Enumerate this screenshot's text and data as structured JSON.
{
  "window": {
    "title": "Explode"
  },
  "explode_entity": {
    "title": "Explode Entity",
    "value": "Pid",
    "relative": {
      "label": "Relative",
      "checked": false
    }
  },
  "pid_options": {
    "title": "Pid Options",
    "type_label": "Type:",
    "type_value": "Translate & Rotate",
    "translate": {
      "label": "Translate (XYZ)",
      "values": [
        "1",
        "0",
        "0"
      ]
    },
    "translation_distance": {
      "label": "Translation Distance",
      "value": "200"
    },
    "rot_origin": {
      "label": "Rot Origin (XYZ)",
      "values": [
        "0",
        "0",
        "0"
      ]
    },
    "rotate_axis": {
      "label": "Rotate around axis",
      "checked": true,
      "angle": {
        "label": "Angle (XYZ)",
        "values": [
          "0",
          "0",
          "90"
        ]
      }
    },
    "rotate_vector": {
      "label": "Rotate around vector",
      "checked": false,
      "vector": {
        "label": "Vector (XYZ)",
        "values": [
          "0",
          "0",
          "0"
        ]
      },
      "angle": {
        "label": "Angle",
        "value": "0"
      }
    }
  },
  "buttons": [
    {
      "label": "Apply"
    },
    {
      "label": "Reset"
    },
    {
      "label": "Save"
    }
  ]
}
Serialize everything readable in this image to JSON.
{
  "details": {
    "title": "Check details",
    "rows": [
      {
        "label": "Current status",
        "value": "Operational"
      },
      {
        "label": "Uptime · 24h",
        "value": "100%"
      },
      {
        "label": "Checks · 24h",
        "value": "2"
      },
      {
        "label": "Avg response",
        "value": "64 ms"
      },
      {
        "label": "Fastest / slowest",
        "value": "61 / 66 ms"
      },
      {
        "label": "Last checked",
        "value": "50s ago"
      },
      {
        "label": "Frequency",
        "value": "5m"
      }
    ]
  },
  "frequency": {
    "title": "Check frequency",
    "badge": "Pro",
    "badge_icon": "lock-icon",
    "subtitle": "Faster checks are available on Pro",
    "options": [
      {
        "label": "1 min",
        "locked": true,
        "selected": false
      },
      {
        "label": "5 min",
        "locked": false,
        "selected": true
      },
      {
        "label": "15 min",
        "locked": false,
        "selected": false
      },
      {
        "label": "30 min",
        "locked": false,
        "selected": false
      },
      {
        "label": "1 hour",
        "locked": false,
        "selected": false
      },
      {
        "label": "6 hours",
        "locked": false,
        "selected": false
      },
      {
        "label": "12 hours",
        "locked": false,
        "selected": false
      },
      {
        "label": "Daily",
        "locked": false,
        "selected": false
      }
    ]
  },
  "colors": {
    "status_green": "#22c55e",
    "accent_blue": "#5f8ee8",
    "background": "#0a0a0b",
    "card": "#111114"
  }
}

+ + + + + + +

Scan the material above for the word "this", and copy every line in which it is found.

Enumerate this screenshot's text and data as structured JSON.
Serialize everything readable in this image to JSON.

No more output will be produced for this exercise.